With Avocado’s 2.1 update, though, that Swiss Army knife has gained one more tool: Google Calendar sync. And it’s about time.
Nifty free voice call and instant messaging service Viber has upgraded to iOS 7.0 with its latest update — incorporating the flat design we’ve come to expect across all iOS apps.
With more than 100 million monthly active users, and having been recently acquired by e-commerce giant Rakuten for $900 million, the upgrade was definitely in order, and it looks great.
That’s not all the update brings, however. It also adds new features to the app — including the ability to send multiple photos at once, as well as the option to create a list of blocked numbers/contacts.
The new image-centric app is gaining a ton of traction with this highly-coveted target demographic, breaking the 25 million user mark and pulling in over a million new users monthly.
CEO Ranah Edelin spoke with Cult of Mac on the phone, and attributes this incredible growth to one thing: We Heart It is a safe space.
“Social networks mimic what happens in the real world,” he said. “There is a ton of bullying on them and they mimic popularity contests. Our users tell us they love We heart It because they can express themselves authentically without having to brag or worry about getting bullied.”
Bang With Friends has returned to the App Store after a three-month hiatus. The app has shifted its tone and is now called “Down,” a name which still needs little explanation.
BWF has had problems staying in the App Store since its initial release earlier this year. Apple banned the app shortly after it became available in May, forcing the its creators to rebrand it into something a tad tamer.
This post is brought to you by INTERDOM, creator of Mylifepaper.
We are constantly reading and watching news reports about other people in the newspapers and on TV. Well that may be interesting, but unless you happen to be a celebrity, politician, newscaster (or bankrobber), there is one person usually missing on the daily news: You. Mylifepaper is a new iPhone / iPad / iPod touch app devoted on every page to reporting news about you. Here is the news….
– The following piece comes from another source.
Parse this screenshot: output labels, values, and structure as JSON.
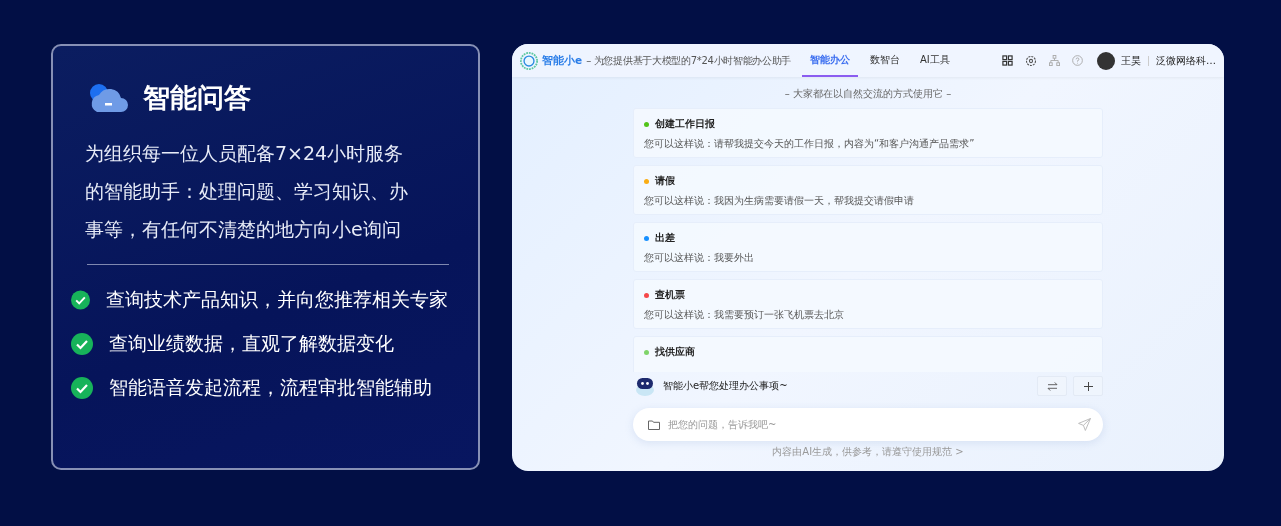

Path is a social network for our more private groups of friends and family, distinguishing itself from services like Facebook and Twitter in two ways. One, it’s not on any website, as it’s only accessible from your iPhone or iPad. Two, while it can be connected to those services, it does not have to, allowing you to keep things as private as you’d like, depending on the number of people you invite to the service as connections.
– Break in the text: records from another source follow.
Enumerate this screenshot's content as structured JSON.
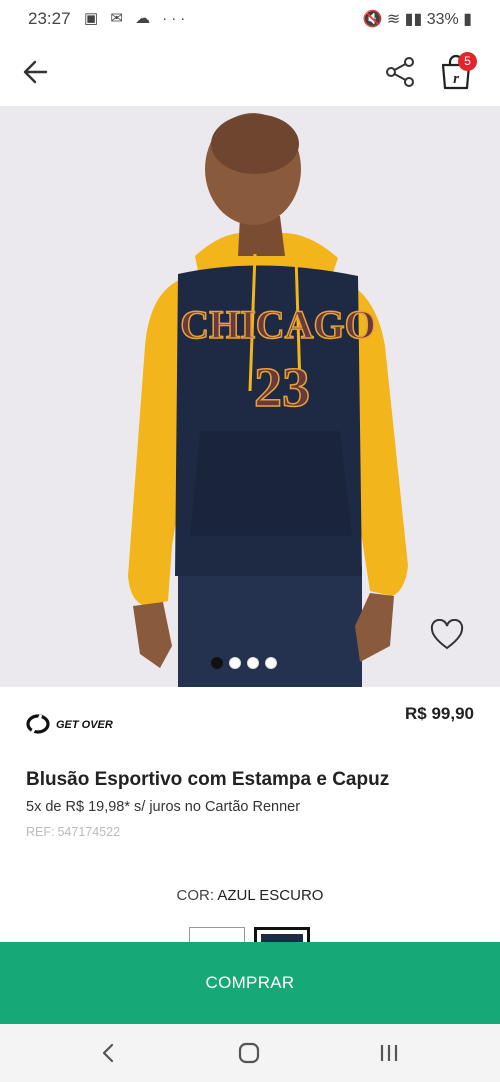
{
  "status": {
    "time": "23:27",
    "notifications": "▣ ✉ ☁ ···",
    "right": "🔇 ≋ ▮▮ 33% ▮"
  },
  "appbar": {
    "back_icon": "back-arrow-icon",
    "share_icon": "share-icon",
    "cart_icon": "cart-bag-icon",
    "cart_count": "5"
  },
  "gallery": {
    "dots": 4,
    "active_index": 0,
    "print_text": "CHICAGO",
    "print_number": "23"
  },
  "product": {
    "brand": "GET OVER",
    "price": "R$ 99,90",
    "title": "Blusão Esportivo com Estampa e Capuz",
    "installments": "5x de R$ 19,98* s/ juros no Cartão Renner",
    "ref_label": "REF:",
    "ref_value": "547174522",
    "color_label": "COR:",
    "color_value": "AZUL ESCURO"
  },
  "buy_button": "COMPRAR",
  "colors": {
    "accent": "#17a877",
    "badge": "#e0262c",
    "sweatshirt_body": "#1e2a44",
    "sweatshirt_sleeves": "#f2b51c"
  }
}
The new update, which went live just a few minutes ago, brings a new option to the app settings, allowing you to hide yourself in global search, which will keep even your friends from finding you or your activities if you don’t connect to them directly. This seems like a direct move to help Path feel more private, adding to a previous update, which brought private messaging (and stickers) to the app itself.